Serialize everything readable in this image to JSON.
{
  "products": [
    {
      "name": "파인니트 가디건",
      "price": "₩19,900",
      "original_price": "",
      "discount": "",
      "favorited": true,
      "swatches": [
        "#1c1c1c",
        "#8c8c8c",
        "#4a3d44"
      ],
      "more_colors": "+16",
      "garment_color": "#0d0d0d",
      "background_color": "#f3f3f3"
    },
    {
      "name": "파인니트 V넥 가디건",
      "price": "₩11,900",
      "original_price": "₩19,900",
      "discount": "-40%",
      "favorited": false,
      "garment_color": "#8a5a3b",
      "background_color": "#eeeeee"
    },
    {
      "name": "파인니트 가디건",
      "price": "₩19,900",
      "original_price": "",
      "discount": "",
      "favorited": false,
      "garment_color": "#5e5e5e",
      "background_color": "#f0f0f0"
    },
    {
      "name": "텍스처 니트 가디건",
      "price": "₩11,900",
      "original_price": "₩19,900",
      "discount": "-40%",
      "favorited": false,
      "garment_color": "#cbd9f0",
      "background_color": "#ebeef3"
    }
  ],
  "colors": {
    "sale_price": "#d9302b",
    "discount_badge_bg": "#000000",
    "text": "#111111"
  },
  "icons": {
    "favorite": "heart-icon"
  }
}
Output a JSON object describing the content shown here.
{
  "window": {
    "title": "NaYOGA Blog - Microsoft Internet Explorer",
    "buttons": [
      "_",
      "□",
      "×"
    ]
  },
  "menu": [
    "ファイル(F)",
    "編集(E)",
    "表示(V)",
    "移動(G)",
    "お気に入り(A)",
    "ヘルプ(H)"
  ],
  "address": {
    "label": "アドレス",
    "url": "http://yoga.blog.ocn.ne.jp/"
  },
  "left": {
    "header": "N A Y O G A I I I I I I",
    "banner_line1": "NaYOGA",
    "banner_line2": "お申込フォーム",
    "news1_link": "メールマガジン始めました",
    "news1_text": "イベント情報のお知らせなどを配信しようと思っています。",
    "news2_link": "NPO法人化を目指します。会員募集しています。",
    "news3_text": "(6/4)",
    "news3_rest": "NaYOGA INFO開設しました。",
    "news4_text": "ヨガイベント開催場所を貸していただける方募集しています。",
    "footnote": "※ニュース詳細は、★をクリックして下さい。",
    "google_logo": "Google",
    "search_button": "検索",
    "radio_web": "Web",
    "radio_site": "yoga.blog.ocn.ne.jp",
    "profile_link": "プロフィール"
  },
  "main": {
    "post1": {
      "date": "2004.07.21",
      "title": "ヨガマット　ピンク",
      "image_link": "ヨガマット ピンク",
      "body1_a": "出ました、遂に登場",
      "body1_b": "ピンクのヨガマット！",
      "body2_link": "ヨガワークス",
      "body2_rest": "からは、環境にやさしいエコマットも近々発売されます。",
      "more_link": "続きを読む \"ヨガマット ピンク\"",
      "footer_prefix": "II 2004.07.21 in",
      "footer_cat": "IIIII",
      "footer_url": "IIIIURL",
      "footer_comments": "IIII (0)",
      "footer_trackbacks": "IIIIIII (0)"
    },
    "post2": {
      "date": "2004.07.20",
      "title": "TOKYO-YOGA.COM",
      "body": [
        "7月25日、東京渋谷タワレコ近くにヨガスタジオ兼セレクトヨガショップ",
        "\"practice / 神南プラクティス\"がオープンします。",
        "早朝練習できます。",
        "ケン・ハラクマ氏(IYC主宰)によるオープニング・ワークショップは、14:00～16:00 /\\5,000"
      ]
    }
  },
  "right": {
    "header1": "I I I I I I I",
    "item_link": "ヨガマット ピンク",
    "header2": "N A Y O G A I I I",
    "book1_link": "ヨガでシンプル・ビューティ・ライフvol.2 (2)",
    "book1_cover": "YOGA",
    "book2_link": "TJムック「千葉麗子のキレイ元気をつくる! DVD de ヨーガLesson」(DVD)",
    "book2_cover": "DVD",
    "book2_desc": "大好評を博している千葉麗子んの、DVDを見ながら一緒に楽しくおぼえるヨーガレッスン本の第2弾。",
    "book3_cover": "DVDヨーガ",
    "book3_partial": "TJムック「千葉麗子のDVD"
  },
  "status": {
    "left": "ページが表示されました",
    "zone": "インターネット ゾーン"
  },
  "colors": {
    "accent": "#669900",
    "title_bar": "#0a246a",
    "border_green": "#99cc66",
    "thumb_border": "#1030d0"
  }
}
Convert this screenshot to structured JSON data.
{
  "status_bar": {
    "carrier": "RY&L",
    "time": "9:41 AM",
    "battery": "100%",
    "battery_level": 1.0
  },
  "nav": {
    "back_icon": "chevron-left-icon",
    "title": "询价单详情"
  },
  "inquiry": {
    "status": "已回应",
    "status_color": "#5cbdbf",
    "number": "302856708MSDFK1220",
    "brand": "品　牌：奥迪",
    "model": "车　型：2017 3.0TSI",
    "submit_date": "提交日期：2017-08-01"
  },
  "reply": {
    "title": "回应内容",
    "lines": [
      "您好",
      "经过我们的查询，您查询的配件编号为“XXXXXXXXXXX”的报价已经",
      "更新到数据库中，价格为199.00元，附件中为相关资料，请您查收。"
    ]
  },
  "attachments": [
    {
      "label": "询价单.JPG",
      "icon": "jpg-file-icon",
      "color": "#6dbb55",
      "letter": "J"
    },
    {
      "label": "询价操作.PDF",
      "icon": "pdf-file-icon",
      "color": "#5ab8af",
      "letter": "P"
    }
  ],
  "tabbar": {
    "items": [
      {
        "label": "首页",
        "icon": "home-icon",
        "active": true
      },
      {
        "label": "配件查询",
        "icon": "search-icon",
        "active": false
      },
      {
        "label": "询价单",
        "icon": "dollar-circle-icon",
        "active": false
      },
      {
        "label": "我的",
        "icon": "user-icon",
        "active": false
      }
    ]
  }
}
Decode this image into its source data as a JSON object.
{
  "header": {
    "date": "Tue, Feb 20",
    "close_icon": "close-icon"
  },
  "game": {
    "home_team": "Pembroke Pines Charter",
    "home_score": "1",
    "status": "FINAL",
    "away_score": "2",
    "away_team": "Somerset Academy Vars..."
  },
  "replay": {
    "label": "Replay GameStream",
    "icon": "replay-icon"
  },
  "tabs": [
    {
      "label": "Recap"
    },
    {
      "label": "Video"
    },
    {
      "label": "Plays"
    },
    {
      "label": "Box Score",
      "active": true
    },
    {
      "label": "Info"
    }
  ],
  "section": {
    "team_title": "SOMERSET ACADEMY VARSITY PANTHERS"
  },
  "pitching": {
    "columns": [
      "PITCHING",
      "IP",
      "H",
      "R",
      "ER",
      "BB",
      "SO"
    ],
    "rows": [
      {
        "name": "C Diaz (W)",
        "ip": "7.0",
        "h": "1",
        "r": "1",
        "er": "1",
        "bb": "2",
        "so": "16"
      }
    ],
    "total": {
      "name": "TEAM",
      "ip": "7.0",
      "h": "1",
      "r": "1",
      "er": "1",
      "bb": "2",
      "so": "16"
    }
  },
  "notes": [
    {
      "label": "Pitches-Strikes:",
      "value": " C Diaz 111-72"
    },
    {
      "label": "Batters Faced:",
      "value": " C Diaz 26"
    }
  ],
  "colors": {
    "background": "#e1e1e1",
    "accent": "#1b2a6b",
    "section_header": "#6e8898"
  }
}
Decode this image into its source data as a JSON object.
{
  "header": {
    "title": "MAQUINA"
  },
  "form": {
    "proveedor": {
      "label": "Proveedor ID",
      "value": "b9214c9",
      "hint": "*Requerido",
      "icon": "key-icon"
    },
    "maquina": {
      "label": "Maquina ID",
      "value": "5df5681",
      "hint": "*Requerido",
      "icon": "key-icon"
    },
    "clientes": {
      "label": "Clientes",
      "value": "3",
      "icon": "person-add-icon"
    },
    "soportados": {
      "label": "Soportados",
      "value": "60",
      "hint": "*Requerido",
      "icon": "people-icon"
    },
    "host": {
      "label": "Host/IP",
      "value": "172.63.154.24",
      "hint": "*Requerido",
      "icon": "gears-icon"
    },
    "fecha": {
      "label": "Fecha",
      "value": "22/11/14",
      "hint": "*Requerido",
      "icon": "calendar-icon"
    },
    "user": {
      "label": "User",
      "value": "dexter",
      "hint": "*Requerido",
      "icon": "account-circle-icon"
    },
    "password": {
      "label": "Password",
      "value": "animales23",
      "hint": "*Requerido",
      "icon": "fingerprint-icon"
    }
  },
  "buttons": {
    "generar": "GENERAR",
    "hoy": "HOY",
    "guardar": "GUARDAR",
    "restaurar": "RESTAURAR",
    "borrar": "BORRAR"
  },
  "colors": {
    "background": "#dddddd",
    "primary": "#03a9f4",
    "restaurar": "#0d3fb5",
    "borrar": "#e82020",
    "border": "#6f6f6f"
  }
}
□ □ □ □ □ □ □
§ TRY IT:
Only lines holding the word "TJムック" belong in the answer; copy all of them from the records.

§ OUTPUT FOR THIS TASK:
    "book2_link": "TJムック「千葉麗子のキレイ元気をつくる! DVD de ヨーガLesson」(DVD)",
    "book3_partial": "TJムック「千葉麗子のDVD"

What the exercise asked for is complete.